Exercise -
Print all of the data exactly, but drop the pictures.
Data for processing below:
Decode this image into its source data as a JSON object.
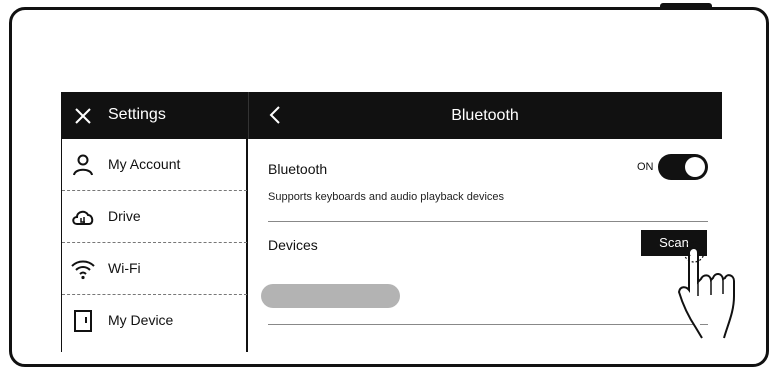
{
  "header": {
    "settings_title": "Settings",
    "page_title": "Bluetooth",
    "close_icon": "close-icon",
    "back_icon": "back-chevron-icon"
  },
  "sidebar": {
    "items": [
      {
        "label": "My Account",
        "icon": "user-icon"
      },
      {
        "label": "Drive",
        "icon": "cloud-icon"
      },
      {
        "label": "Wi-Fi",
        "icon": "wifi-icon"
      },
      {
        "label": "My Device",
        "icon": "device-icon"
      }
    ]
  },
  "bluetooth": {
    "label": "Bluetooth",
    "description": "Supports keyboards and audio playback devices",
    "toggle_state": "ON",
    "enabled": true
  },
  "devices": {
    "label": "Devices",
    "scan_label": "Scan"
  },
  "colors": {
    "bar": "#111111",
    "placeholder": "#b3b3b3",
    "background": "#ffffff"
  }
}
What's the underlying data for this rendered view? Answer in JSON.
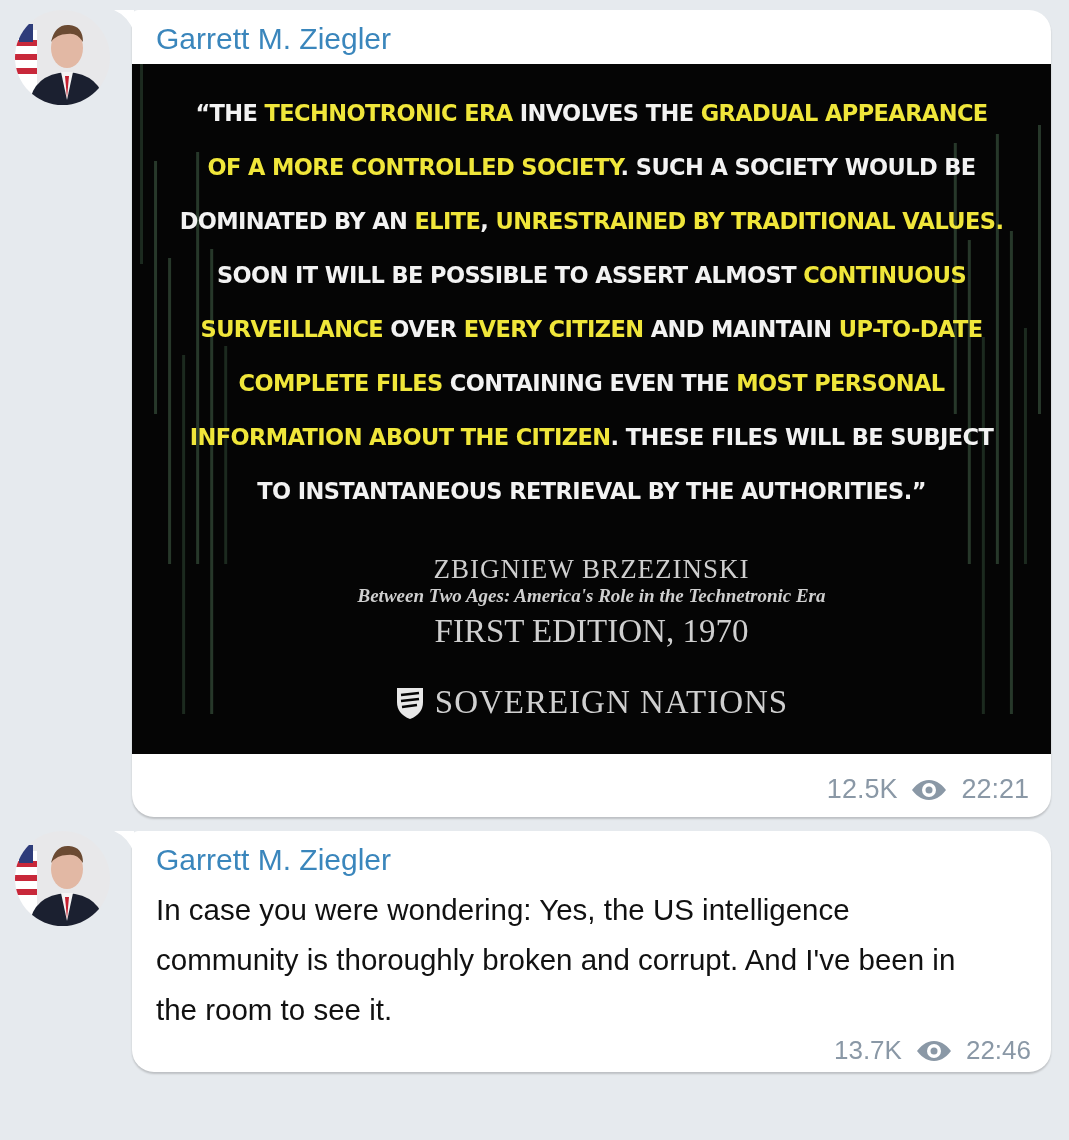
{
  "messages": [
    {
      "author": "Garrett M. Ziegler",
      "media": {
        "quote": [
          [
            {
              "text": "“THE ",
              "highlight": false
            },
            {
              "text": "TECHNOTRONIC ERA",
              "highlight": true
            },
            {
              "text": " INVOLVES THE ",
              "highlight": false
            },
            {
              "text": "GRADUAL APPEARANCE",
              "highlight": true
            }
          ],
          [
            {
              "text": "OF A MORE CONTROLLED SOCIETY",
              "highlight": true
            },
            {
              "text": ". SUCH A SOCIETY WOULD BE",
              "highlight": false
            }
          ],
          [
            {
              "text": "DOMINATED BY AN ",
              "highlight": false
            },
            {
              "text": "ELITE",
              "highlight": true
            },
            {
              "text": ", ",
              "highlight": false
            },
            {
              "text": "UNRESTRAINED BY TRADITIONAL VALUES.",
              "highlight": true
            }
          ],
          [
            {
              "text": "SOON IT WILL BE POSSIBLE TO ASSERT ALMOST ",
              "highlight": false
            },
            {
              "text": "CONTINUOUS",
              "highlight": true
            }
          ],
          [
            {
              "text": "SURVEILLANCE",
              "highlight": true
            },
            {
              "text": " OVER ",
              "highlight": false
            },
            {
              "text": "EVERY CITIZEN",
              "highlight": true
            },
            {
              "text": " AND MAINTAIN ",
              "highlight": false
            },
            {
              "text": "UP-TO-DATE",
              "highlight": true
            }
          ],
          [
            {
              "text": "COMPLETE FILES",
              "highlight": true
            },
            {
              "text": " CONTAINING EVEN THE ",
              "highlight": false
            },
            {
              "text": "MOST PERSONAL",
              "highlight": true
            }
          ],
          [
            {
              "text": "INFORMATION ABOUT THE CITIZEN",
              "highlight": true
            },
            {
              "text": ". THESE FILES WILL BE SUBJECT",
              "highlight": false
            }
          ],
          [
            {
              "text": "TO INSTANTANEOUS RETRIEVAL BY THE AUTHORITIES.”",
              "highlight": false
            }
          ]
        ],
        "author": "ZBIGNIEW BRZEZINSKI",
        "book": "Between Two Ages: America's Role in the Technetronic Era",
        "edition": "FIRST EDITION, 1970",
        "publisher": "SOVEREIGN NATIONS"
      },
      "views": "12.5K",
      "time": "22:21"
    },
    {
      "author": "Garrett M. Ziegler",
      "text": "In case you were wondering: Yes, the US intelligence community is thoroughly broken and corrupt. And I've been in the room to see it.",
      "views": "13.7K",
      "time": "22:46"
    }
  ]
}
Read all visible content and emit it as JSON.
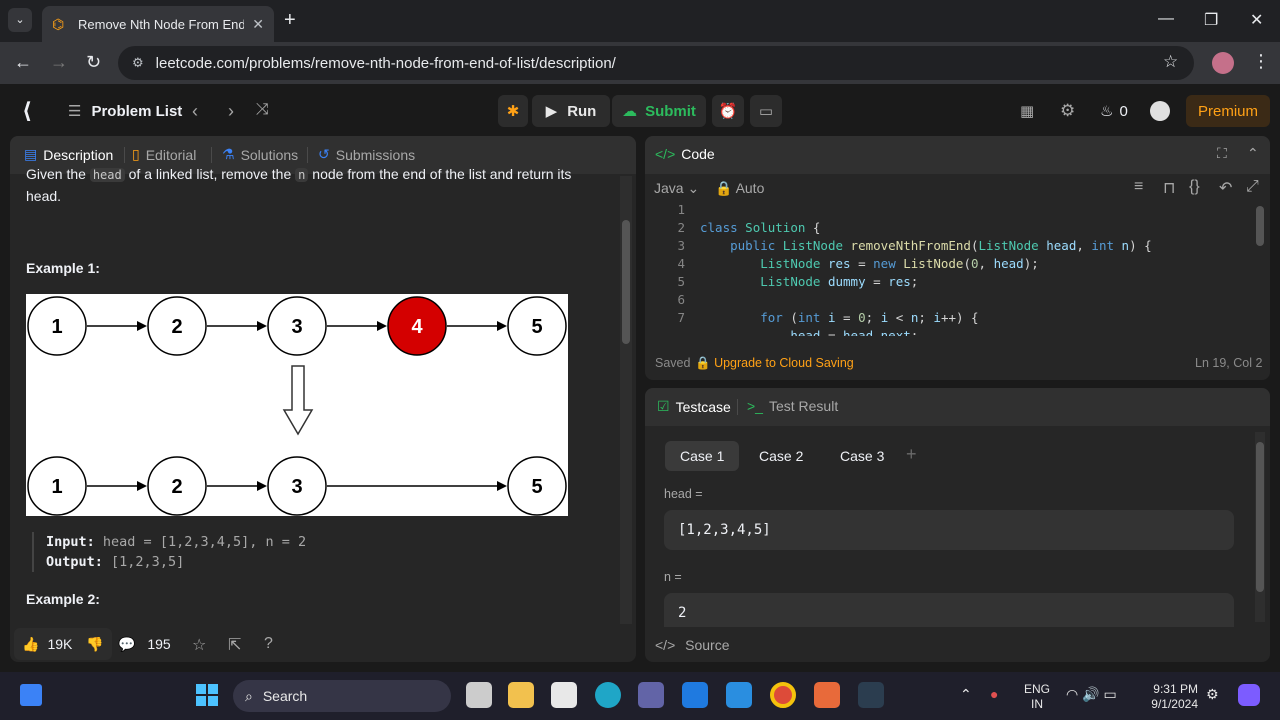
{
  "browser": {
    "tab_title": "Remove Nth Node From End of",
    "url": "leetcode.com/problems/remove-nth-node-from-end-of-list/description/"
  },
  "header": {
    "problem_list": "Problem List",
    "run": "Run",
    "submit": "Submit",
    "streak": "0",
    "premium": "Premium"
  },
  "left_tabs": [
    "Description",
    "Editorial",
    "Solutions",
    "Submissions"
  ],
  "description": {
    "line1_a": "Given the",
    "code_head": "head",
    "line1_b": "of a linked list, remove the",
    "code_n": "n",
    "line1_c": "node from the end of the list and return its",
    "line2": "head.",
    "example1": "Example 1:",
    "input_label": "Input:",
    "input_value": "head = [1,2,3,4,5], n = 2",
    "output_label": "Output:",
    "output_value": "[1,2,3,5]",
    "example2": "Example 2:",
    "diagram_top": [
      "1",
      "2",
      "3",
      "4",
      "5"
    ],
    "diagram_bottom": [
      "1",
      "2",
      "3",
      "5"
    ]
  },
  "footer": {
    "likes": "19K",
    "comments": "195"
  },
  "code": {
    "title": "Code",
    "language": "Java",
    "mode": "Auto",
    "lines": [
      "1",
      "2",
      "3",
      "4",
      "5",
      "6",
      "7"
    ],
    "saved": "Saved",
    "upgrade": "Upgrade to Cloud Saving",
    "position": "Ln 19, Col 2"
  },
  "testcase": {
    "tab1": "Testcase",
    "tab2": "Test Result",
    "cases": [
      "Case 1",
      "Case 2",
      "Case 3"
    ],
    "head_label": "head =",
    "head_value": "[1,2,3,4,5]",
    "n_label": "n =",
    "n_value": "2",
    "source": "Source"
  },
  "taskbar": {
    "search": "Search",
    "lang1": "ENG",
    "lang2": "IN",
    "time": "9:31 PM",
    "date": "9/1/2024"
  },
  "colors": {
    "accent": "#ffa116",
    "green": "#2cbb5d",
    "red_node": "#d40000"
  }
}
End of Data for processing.
Solution for this exercise -
Decode this image into its source data as a JSON object.
{
  "header": {
    "settings_title": "Settings",
    "page_title": "Bluetooth",
    "close_icon": "close-icon",
    "back_icon": "back-chevron-icon"
  },
  "sidebar": {
    "items": [
      {
        "label": "My Account",
        "icon": "user-icon"
      },
      {
        "label": "Drive",
        "icon": "cloud-icon"
      },
      {
        "label": "Wi-Fi",
        "icon": "wifi-icon"
      },
      {
        "label": "My Device",
        "icon": "device-icon"
      }
    ]
  },
  "bluetooth": {
    "label": "Bluetooth",
    "description": "Supports keyboards and audio playback devices",
    "toggle_state": "ON",
    "enabled": true
  },
  "devices": {
    "label": "Devices",
    "scan_label": "Scan"
  },
  "colors": {
    "bar": "#111111",
    "placeholder": "#b3b3b3",
    "background": "#ffffff"
  }
}
What's the underlying data for this rendered view? Answer in JSON.
{
  "messages": [
    {
      "author": "Garrett M. Ziegler",
      "media": {
        "quote": [
          [
            {
              "text": "“THE ",
              "highlight": false
            },
            {
              "text": "TECHNOTRONIC ERA",
              "highlight": true
            },
            {
              "text": " INVOLVES THE ",
              "highlight": false
            },
            {
              "text": "GRADUAL APPEARANCE",
              "highlight": true
            }
          ],
          [
            {
              "text": "OF A MORE CONTROLLED SOCIETY",
              "highlight": true
            },
            {
              "text": ". SUCH A SOCIETY WOULD BE",
              "highlight": false
            }
          ],
          [
            {
              "text": "DOMINATED BY AN ",
              "highlight": false
            },
            {
              "text": "ELITE",
              "highlight": true
            },
            {
              "text": ", ",
              "highlight": false
            },
            {
              "text": "UNRESTRAINED BY TRADITIONAL VALUES.",
              "highlight": true
            }
          ],
          [
            {
              "text": "SOON IT WILL BE POSSIBLE TO ASSERT ALMOST ",
              "highlight": false
            },
            {
              "text": "CONTINUOUS",
              "highlight": true
            }
          ],
          [
            {
              "text": "SURVEILLANCE",
              "highlight": true
            },
            {
              "text": " OVER ",
              "highlight": false
            },
            {
              "text": "EVERY CITIZEN",
              "highlight": true
            },
            {
              "text": " AND MAINTAIN ",
              "highlight": false
            },
            {
              "text": "UP-TO-DATE",
              "highlight": true
            }
          ],
          [
            {
              "text": "COMPLETE FILES",
              "highlight": true
            },
            {
              "text": " CONTAINING EVEN THE ",
              "highlight": false
            },
            {
              "text": "MOST PERSONAL",
              "highlight": true
            }
          ],
          [
            {
              "text": "INFORMATION ABOUT THE CITIZEN",
              "highlight": true
            },
            {
              "text": ". THESE FILES WILL BE SUBJECT",
              "highlight": false
            }
          ],
          [
            {
              "text": "TO INSTANTANEOUS RETRIEVAL BY THE AUTHORITIES.”",
              "highlight": false
            }
          ]
        ],
        "author": "ZBIGNIEW BRZEZINSKI",
        "book": "Between Two Ages: America's Role in the Technetronic Era",
        "edition": "FIRST EDITION, 1970",
        "publisher": "SOVEREIGN NATIONS"
      },
      "views": "12.5K",
      "time": "22:21"
    },
    {
      "author": "Garrett M. Ziegler",
      "text": "In case you were wondering: Yes, the US intelligence community is thoroughly broken and corrupt. And I've been in the room to see it.",
      "views": "13.7K",
      "time": "22:46"
    }
  ]
}
Read all visible content and emit it as JSON.
{
  "browser": {
    "tab_title": "Remove Nth Node From End of",
    "url": "leetcode.com/problems/remove-nth-node-from-end-of-list/description/"
  },
  "header": {
    "problem_list": "Problem List",
    "run": "Run",
    "submit": "Submit",
    "streak": "0",
    "premium": "Premium"
  },
  "left_tabs": [
    "Description",
    "Editorial",
    "Solutions",
    "Submissions"
  ],
  "description": {
    "line1_a": "Given the",
    "code_head": "head",
    "line1_b": "of a linked list, remove the",
    "code_n": "n",
    "line1_c": "node from the end of the list and return its",
    "line2": "head.",
    "example1": "Example 1:",
    "input_label": "Input:",
    "input_value": "head = [1,2,3,4,5], n = 2",
    "output_label": "Output:",
    "output_value": "[1,2,3,5]",
    "example2": "Example 2:",
    "diagram_top": [
      "1",
      "2",
      "3",
      "4",
      "5"
    ],
    "diagram_bottom": [
      "1",
      "2",
      "3",
      "5"
    ]
  },
  "footer": {
    "likes": "19K",
    "comments": "195"
  },
  "code": {
    "title": "Code",
    "language": "Java",
    "mode": "Auto",
    "lines": [
      "1",
      "2",
      "3",
      "4",
      "5",
      "6",
      "7"
    ],
    "saved": "Saved",
    "upgrade": "Upgrade to Cloud Saving",
    "position": "Ln 19, Col 2"
  },
  "testcase": {
    "tab1": "Testcase",
    "tab2": "Test Result",
    "cases": [
      "Case 1",
      "Case 2",
      "Case 3"
    ],
    "head_label": "head =",
    "head_value": "[1,2,3,4,5]",
    "n_label": "n =",
    "n_value": "2",
    "source": "Source"
  },
  "taskbar": {
    "search": "Search",
    "lang1": "ENG",
    "lang2": "IN",
    "time": "9:31 PM",
    "date": "9/1/2024"
  },
  "colors": {
    "accent": "#ffa116",
    "green": "#2cbb5d",
    "red_node": "#d40000"
  }
}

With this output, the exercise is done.